Task data Start Marker
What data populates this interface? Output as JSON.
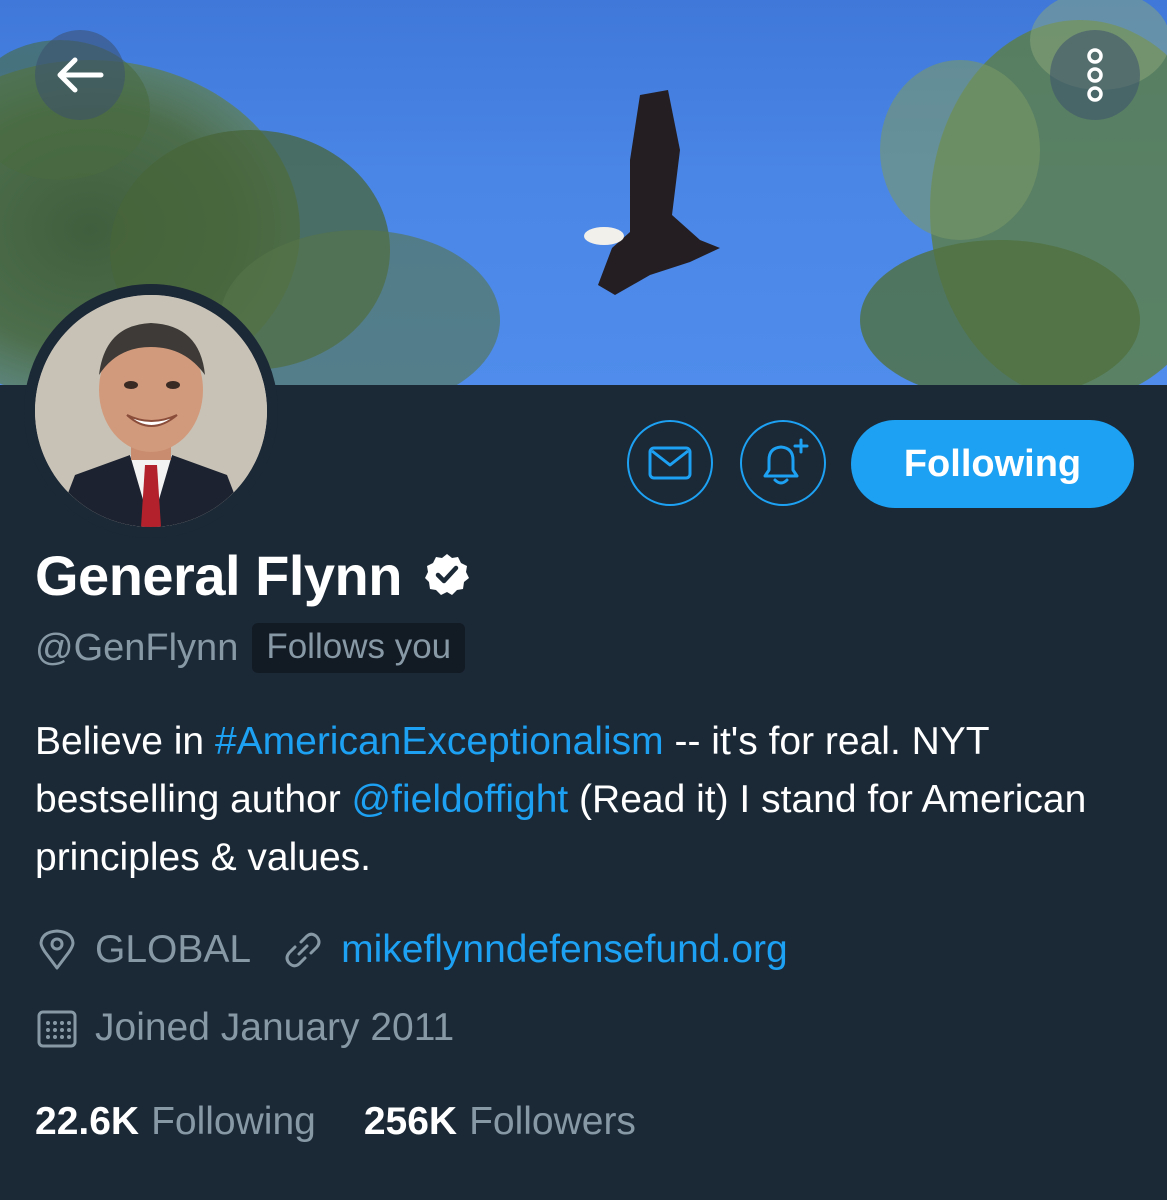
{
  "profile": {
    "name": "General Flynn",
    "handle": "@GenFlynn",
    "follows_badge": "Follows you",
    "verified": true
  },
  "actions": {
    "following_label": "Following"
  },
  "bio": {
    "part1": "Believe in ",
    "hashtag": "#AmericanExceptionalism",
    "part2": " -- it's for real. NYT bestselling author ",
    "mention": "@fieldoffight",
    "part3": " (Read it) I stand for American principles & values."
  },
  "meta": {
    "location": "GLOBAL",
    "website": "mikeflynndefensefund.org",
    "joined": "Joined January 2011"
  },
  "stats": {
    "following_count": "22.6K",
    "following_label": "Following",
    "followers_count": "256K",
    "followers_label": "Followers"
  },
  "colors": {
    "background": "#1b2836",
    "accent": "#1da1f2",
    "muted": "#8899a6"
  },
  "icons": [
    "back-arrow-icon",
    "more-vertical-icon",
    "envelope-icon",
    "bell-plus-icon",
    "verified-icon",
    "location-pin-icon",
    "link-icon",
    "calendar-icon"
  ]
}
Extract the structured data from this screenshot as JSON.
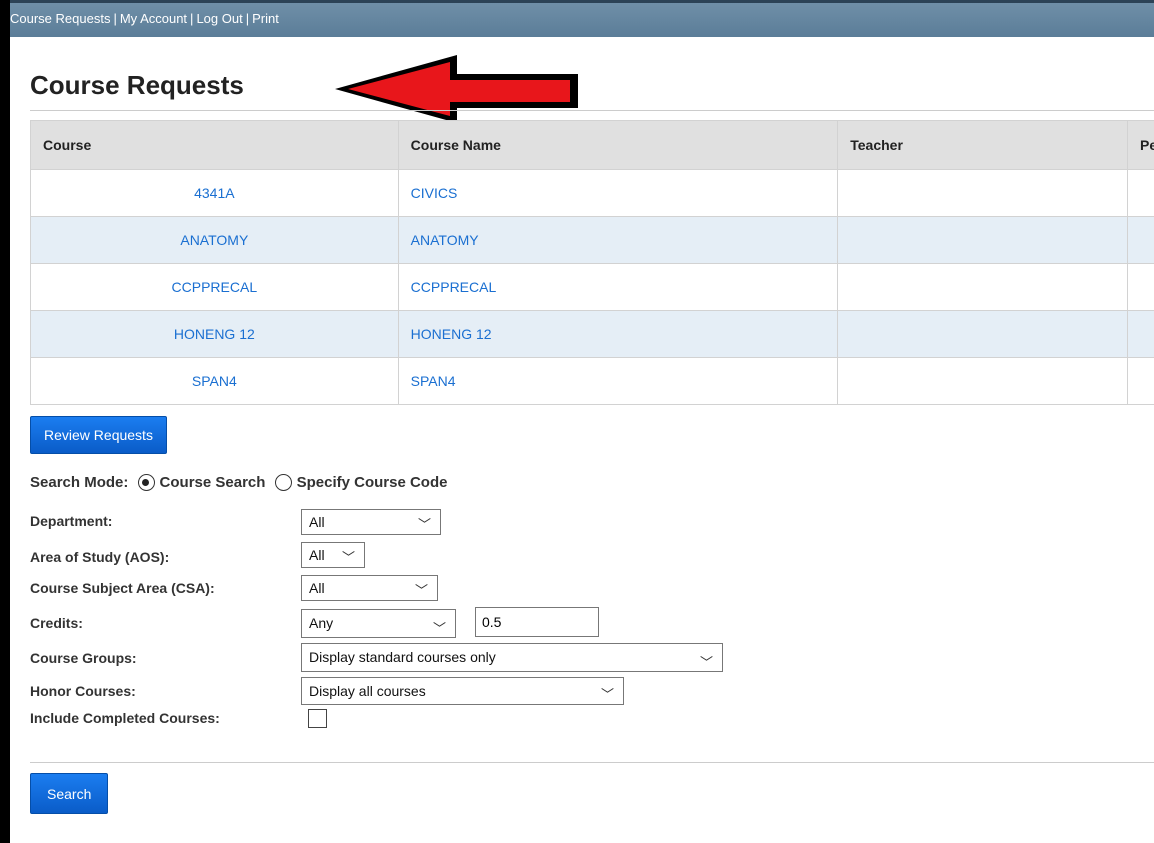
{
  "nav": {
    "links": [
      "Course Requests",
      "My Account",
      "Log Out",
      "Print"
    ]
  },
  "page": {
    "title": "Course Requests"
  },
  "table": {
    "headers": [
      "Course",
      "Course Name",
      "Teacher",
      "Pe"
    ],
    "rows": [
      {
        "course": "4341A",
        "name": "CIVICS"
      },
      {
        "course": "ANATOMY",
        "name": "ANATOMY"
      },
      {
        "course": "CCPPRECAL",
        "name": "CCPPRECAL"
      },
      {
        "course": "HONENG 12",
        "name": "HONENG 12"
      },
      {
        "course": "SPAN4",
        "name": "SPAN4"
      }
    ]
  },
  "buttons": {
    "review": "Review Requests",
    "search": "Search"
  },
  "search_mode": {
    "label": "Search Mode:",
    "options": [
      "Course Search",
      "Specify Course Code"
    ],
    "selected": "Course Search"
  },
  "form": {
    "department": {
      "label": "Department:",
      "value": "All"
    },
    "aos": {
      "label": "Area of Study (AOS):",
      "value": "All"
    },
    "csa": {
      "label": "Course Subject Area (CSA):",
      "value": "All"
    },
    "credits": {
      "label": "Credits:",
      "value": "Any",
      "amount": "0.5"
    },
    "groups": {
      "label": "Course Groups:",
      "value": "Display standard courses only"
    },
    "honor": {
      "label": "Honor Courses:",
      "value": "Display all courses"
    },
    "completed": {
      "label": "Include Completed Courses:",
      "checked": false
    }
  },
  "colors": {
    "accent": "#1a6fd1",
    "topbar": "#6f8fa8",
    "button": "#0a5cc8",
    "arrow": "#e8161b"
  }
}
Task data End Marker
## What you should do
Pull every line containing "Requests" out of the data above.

## Result of this task
      "Course Requests",
    "title": "Course Requests"
    "review": "Review Requests",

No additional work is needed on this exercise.